Ask an adult if they are creative and chances are they will tell you, ‘No’. Ask a young child, and they will tell you, emphatically, ‘Yes!’
As children, our creative endeavours are laden with imaginative stories, unashamed embellishment, wild dance moves, bold noises, wonderful contraptions and the best cubby house concepts ever. We attack our projects with enthusiasm and fearless exploration.
Then at some stage we become our harshest critics. That drawing does not look like Suzie after all. We look stupid when we Shake It Off. The sounds we make are a cacophony not a symphony. Our writing is unoriginal, and perhaps even boring.
The unbridled joy of creating disappears, and is replaced by fear and indecision.
Just like that, being creative becomes an occupation for the artsy fartsys instead of something all of us can do.
In the documentary Life at 9 (Heiress Films, 2014) the producers used the infamous ‘marshmallow challenge’ to test the creative thinking of two groups. The first group were 9 year old kids; the second, their parents. The groups competed, using limited supplies, to create the tallest structure with a marshmallow balanced on top.
The kids experimented, prototyped, tested, played… and blitzed the challenge. Without fear of failure, they got right to it and played with the resources until they succeeded.
The parents used their time largely for discussion and planning, politely considering one and others ideas. Essentially, they had a meeting. They failed miserably.
This stark, yet amusing test, shows just how much our creative confidence changes the further we move from childhood.

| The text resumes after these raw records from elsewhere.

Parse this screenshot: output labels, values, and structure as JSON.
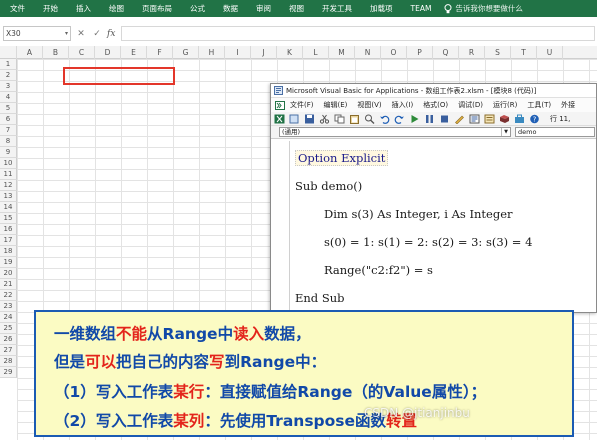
{
  "ribbon": {
    "tabs": [
      "文件",
      "开始",
      "插入",
      "绘图",
      "页面布局",
      "公式",
      "数据",
      "审阅",
      "视图",
      "开发工具",
      "加载项",
      "TEAM"
    ],
    "tell_me": "告诉我你想要做什么",
    "color": "#217346"
  },
  "formula_bar": {
    "name_box": "X30",
    "cancel": "✕",
    "enter": "✓",
    "fx": "fx",
    "value": ""
  },
  "sheet": {
    "columns": [
      "A",
      "B",
      "C",
      "D",
      "E",
      "F",
      "G",
      "H",
      "I",
      "J",
      "K",
      "L",
      "M",
      "N",
      "O",
      "P",
      "Q",
      "R",
      "S",
      "T",
      "U"
    ],
    "rows": [
      "1",
      "2",
      "3",
      "4",
      "5",
      "6",
      "7",
      "8",
      "9",
      "10",
      "11",
      "12",
      "13",
      "14",
      "15",
      "16",
      "17",
      "18",
      "19",
      "20",
      "21",
      "22",
      "23",
      "24",
      "25",
      "26",
      "27",
      "28",
      "29"
    ],
    "highlight_color": "#e3362a"
  },
  "vba_window": {
    "title": "Microsoft Visual Basic for Applications - 数组工作表2.xlsm - [模块8 (代码)]",
    "menu": [
      "文件(F)",
      "编辑(E)",
      "视图(V)",
      "插入(I)",
      "格式(O)",
      "调试(D)",
      "运行(R)",
      "工具(T)",
      "外接"
    ],
    "position": "行 11,",
    "object_combo": "(通用)",
    "proc_combo": "demo",
    "code": [
      "Option Explicit",
      "Sub demo()",
      "Dim s(3) As Integer, i As Integer",
      "s(0) = 1: s(1) = 2: s(2) = 3: s(3) = 4",
      "Range(\"c2:f2\") = s",
      "End Sub"
    ]
  },
  "caption": {
    "line1": {
      "a": "一维数组",
      "b": "不能",
      "c": "从Range中",
      "d": "读入",
      "e": "数据，"
    },
    "line2": {
      "a": "但是",
      "b": "可以",
      "c": "把自己的内容",
      "d": "写",
      "e": "到Range中："
    },
    "line3": {
      "a": "（1）写入工作表",
      "b": "某行",
      "c": "：直接赋值给Range（的Value属性）；"
    },
    "line4": {
      "a": "（2）写入工作表",
      "b": "某列",
      "c": "：先使用Transpose函数",
      "d": "转置"
    },
    "border_color": "#1b5bb3",
    "background": "#fbfbc3"
  },
  "watermark": "CSDN @jtianjinbu"
}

In the age of digital disruption all kinds of white collar jobs are rapidly being automated or sent off shore. As a consequence, creative ability is more valuable in the workplace than ever.
An IBM study in 2010 of 1,500 CEOs from varying industries around the world, discovered creativity was considered the most necessary skill to navigate an increasingly complex world.

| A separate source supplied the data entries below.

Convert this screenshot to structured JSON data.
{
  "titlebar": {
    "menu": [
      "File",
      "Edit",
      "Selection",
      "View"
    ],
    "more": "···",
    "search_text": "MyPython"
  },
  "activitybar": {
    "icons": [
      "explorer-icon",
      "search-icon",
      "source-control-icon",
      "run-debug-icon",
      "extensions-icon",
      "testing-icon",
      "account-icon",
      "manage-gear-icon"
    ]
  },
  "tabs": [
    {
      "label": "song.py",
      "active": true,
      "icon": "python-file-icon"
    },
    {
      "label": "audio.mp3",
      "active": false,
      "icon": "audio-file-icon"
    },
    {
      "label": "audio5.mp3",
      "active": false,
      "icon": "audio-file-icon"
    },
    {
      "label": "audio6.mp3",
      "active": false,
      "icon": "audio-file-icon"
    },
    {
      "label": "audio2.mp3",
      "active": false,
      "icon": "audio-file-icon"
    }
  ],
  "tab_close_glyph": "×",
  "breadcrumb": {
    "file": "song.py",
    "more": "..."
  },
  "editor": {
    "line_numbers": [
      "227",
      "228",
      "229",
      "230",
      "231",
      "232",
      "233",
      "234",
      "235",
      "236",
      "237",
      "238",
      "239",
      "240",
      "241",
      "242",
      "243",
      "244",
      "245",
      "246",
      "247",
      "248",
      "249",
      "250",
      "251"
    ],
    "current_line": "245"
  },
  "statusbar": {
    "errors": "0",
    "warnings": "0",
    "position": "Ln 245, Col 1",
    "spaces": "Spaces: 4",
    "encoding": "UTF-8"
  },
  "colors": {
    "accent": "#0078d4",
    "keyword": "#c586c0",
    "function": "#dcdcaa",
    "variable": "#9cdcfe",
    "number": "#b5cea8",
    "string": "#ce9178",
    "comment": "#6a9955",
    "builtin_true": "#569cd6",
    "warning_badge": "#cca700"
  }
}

However, alarm bells are ringing. Since the early 1960s, many children in the US have been tested for creativity (Torrence tests of Creative Ability) alongside intelligence (IQ tests). Over the decades, both IQ and creativity were seen to be steadily increasing. However in the 1990s creativity topped out, and startlingly, began to decline.
Some blame this on the use of rote learning, saying it neglects creative thinking and problem solving. Others believe the hyper-scheduled lives young children lead has hijacked the time when, in the past, kids would daydream and, motivated by boredom, invent their own fun. Increased screen time on the numerous gadgets kids have at their fingertips also gets a mention.

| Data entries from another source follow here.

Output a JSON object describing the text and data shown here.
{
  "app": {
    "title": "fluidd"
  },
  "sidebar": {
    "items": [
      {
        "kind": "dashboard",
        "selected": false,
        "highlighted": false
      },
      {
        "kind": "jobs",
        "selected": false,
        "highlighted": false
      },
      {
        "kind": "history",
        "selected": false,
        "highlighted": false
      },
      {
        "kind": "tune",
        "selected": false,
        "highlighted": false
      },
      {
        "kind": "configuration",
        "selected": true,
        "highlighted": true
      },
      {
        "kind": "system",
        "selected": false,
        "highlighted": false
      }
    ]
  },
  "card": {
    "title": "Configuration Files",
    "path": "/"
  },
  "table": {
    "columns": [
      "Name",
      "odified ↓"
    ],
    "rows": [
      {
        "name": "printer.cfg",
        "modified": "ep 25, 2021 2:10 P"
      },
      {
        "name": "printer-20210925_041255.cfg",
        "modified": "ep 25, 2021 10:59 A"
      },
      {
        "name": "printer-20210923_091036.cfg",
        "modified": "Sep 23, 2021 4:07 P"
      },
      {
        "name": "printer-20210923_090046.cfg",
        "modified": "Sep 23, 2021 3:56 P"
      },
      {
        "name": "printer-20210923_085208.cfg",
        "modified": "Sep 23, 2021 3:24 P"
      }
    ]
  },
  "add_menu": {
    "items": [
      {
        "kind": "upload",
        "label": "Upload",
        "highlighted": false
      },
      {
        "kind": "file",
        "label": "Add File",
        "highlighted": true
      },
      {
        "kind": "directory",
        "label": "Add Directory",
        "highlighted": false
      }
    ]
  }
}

Whatever the reasons, it seems shocking that right when we need inquiring minds, lateral thinkers and creative fearlessness to drive innovation and lead organisations, our kids seem to be losing this ability.
When we ask ourselves what the required skills of the workforce of the future will be, STEM subjects are the focus of the day. Our kids need to code!
Given the new industries and businesses we have rising to prominence, this makes perfect sense. But as Dr Brandon Gien argued in ‘Ideas Boom: why we need design to drive innovation’, perhaps there needs to be an A added to STEM. A for Arts. STEAM.
Creative thinking is a vital bedmate to code, engineering, research and data capture.
Together, these skills drive success in dynamic new businesses.
Let’s hope this is not forgotten in the discussion surrounding our kids’ futures.
Learning to code will indeed teach kids to problem-solve. Just as painting, crafting, writing and dancing give our kids opportunity to prototype, present, collaborate, experiment, fail and express.
Most importantly, those pastimes ignite and exercise imagination. And what brilliant idea didn’t begin without a wild imagination?